Shrestha et al performed a retrospective study of 540 patients with 695 nodules, who underwent FNAB and subsequent thyroid surgery. There was no set size criterion for surgical referral. The overall malignancy rate was 18.6% and did not vary significantly based on size. The overall false negative rate was 7% and did not differ significantly according to size. The authors noted that the accuracy of FNAC increased with increasing nodule size.26 Similarly, Magister et al performed a retrospective study of 297 patients with 326 thyroid nodules, who underwent FNAB and subsequent thyroidectomy. The overall rate of malignancy on final pathology was 43.9%. The false negative rate was 6% for all nodules combined, and 3.8% for nodules 3 cm or greater. Higher probability of malignancy was found in smaller nodules.  In these studies finding of increased risk of malignancy and decreased diagnostic accuracy in smaller nodules could be due to selection bias. The smaller nodules included in the study may have undergone thyroidectomy due to the presence of unmeasured risk factors for malignancy.

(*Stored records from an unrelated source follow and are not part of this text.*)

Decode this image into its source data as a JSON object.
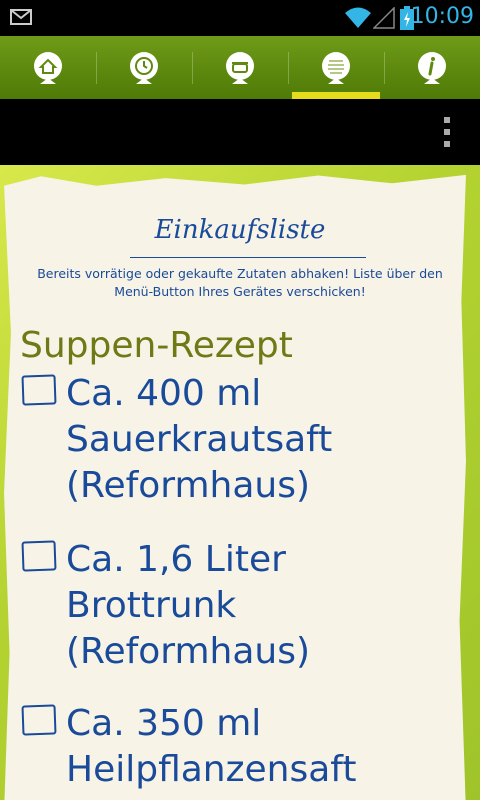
{
  "status_bar": {
    "time": "10:09",
    "icons": [
      "gmail-icon",
      "wifi-icon",
      "signal-icon",
      "battery-charging-icon"
    ]
  },
  "tabs": [
    {
      "name": "home",
      "icon": "house-icon",
      "selected": false
    },
    {
      "name": "timer",
      "icon": "clock-icon",
      "selected": false
    },
    {
      "name": "cooking",
      "icon": "pot-icon",
      "selected": false
    },
    {
      "name": "shopping-list",
      "icon": "list-badge-icon",
      "selected": true
    },
    {
      "name": "info",
      "icon": "info-icon",
      "selected": false
    }
  ],
  "colors": {
    "tab_bar": "#5f8a0f",
    "tab_indicator": "#e5dc1c",
    "text_blue": "#1a4a9a",
    "title_olive": "#6e7a16",
    "paper": "#f7f3e6",
    "clock": "#33b5e5"
  },
  "page": {
    "heading": "Einkaufsliste",
    "hint": "Bereits vorrätige oder gekaufte Zutaten abhaken! Liste über den Menü-Button Ihres Gerätes verschicken!",
    "recipe_title": "Suppen-Rezept"
  },
  "ingredients": [
    {
      "line1": "Ca. 400  ml",
      "line2": "Sauerkrautsaft",
      "line3": "(Reformhaus)",
      "checked": false
    },
    {
      "line1": "Ca. 1,6  Liter",
      "line2": "Brottrunk",
      "line3": "(Reformhaus)",
      "checked": false
    },
    {
      "line1": "Ca. 350  ml",
      "line2": "Heilpflanzensaft",
      "line3": "",
      "checked": false
    }
  ]
}
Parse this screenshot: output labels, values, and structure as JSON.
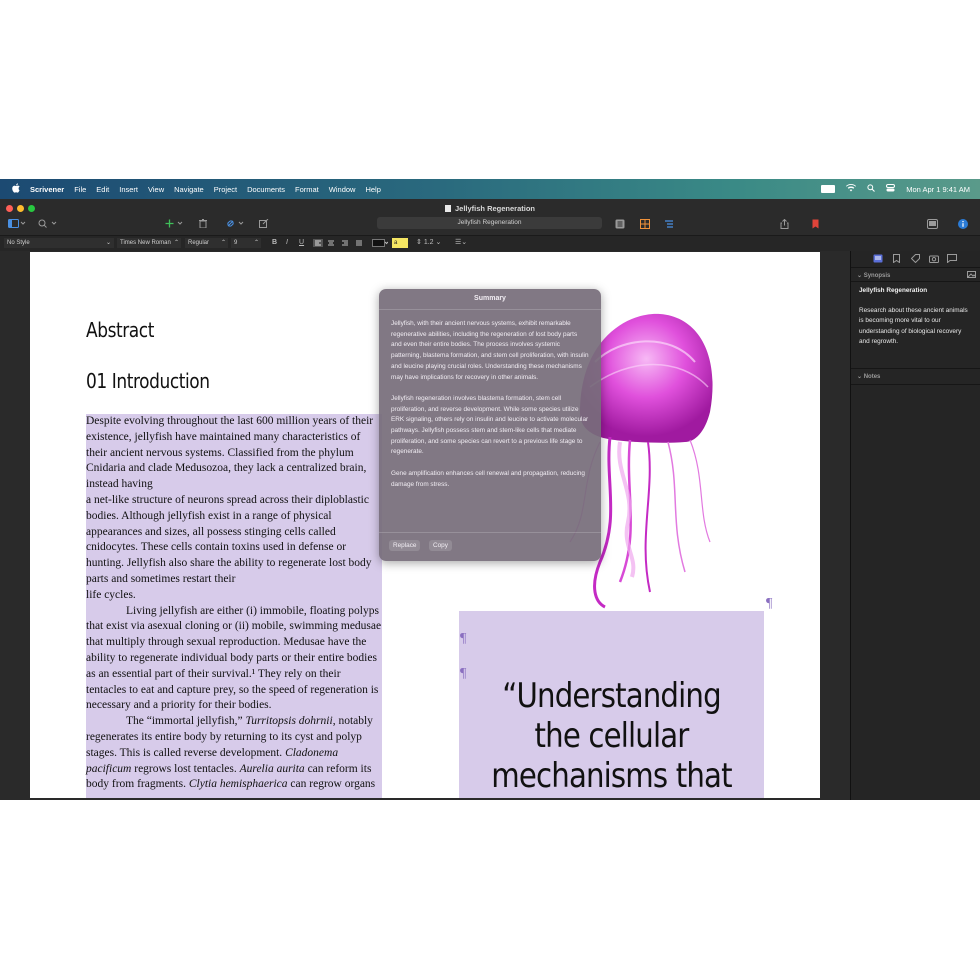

The discrepancy in the risk of malignancy and accuracy of FNAC reported in the literature for large thyroid nodules may be due to variability in sampling and interpretation of cytopathological findings. The accuracy of FNAC depends on adequate sampling and correct interpretation. Furthermore, the post- test probability of malignancy is significantly influenced by the overall prevalence of malignancy in the population, which varies among institutions. These factors need to be accounted for when counseling patients about the need for thyroidectomy for large nodules.
Risk of malignancy was not associated with nodule size. Patients with thyroid nodules ≥4 cm and benign FNAC should not automatically undergo thyroidectomy. FNAC as well as the presence of symptoms are important factors to consider when recommending thyroidectomy for these patients. Selection of the appropriate treatment option (thyroidectomy versus observation) should involve shared decision making between the patient and the healthcare provider. The overall accuracy of FNAC and the prevalence of malignancy in the population need to be considered.